Simulation software mimics plant processes as the operator would see them on the job, as gridded displays resembling flowcharts. But imagining the future of computer simulation can take the mind in a thousand digitally painted directions. As the ability to display controls in more detailed and intuitive ways expands, simulators will have to keep up to continue delivering a realistic training experience.

Both EnviroSim and Hydromantis are working on programs that will keep simulation software in line with how most of us are beginning to engage with technology: on the go.

“We see simulation training becoming more and more mobile,” Bye said. “Simulators could move to the cloud as many other software solutions have done. This could allow wastewater professionals to access the knowledge repository encapsulated in simulators as they walk around the plant, not just when they are sitting behind a computer in an office.”

Exploring the outer limits of mainstream technology, equipment provider Ovivo developed a virtual reality app that can take customers directly into the product.

“This is one of the requests we had from some of the customers: to be able to understand the mechanics and the issues to fix the equipment, or to modify, or to improve it, how to operate it better,” Elena Bailey, Ovivo’s business development director for North America, told Water Online during WEFTEC 2015. “To train their new people who are coming into utilities, this is one of the ways we thought to demonstrate the equipment in operation.”

At this point, the app is little more than an exciting way to explore 3D models of Ovivo equipment, without much to offer in terms of lessons for operating it. But it does set the table for possibilities at the intersection of digital advancement and simulation training.

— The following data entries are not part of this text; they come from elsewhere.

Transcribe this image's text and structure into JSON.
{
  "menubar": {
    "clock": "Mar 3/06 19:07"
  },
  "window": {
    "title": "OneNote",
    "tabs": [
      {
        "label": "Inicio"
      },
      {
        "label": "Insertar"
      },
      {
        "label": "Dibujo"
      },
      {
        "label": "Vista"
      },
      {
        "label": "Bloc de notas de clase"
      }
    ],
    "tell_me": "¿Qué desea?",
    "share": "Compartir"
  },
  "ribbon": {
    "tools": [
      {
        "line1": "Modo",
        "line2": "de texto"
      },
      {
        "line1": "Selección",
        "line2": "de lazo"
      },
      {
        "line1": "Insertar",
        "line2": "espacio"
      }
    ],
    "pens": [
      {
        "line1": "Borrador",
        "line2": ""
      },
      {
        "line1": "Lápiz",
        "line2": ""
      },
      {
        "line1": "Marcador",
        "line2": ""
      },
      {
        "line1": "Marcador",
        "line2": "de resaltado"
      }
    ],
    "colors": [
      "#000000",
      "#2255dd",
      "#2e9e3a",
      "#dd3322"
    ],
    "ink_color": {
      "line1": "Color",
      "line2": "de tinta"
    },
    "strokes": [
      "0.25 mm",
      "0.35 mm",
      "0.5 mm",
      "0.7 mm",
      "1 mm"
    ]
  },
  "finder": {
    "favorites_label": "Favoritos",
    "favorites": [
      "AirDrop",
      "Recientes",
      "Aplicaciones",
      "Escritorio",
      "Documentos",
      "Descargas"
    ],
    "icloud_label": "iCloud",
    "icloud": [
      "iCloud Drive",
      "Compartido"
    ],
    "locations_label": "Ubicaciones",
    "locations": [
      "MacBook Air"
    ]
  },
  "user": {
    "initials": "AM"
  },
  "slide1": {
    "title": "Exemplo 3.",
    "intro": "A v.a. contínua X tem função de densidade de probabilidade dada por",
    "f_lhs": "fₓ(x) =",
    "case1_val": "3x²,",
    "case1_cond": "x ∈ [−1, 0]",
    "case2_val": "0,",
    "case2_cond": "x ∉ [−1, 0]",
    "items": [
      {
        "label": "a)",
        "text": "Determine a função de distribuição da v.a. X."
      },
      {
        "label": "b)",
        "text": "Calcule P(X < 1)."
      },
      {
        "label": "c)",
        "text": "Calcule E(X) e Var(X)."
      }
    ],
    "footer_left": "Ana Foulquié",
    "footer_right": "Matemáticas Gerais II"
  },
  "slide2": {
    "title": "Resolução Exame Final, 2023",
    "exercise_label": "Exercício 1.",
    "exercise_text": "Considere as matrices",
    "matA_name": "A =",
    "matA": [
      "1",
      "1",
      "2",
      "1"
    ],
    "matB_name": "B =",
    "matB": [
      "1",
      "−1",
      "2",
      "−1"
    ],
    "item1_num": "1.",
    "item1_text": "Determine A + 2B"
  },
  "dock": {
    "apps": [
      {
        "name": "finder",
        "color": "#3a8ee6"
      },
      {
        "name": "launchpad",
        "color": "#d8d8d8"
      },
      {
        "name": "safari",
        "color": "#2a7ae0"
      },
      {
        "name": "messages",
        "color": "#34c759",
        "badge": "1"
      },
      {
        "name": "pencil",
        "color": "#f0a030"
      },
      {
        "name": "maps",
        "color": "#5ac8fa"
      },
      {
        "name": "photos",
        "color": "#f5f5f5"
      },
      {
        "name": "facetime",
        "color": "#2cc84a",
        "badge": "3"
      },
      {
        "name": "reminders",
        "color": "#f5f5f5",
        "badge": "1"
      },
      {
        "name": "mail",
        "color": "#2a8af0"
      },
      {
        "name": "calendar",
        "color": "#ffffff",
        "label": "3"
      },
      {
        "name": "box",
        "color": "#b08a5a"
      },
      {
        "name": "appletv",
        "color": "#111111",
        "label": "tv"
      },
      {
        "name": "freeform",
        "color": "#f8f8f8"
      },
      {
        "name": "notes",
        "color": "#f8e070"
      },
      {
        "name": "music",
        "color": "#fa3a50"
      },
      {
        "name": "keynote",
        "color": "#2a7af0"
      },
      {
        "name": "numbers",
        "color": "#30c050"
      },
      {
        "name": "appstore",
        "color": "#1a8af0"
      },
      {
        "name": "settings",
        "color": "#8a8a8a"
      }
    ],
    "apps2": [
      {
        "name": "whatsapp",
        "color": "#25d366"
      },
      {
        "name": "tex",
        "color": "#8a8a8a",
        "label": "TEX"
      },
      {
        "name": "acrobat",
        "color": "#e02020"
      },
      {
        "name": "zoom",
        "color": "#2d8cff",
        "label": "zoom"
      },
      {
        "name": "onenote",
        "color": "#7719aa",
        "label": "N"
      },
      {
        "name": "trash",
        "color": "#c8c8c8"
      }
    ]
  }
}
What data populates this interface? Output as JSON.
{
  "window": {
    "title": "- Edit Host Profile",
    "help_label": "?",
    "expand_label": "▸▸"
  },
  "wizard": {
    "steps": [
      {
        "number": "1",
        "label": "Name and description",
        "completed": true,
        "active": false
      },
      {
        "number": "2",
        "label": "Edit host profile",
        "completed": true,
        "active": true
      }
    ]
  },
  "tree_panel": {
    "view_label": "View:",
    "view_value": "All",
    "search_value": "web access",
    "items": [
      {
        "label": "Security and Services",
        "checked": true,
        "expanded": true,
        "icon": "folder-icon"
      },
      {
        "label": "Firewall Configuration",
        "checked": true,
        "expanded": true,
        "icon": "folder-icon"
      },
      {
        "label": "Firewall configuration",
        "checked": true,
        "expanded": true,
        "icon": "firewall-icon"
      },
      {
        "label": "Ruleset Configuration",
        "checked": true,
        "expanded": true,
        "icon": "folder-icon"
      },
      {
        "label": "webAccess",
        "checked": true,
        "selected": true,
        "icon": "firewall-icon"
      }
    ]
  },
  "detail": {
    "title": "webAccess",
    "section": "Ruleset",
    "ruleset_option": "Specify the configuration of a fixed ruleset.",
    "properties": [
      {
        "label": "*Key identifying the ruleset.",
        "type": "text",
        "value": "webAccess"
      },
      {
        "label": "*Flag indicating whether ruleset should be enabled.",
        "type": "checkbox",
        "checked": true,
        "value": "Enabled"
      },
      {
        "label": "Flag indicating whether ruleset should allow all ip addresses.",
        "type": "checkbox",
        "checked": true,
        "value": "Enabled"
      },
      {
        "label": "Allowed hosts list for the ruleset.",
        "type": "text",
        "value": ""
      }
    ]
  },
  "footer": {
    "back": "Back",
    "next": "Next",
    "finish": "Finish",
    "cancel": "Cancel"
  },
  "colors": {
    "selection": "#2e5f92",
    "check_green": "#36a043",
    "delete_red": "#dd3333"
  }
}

Some may argue that certain aspects of plant operation can’t be passed down through simulation and that offline pieces of knowledge will inevitably be lost as the current generation of workers retires. Simulation software is capable of becoming as wide and varied as any plant process, training new workers on the tasks that take place on a computer and, maybe one day, beyond. With so much on the digital horizon still unknown and still possible, fear of brain drain might just be a lack of imagination.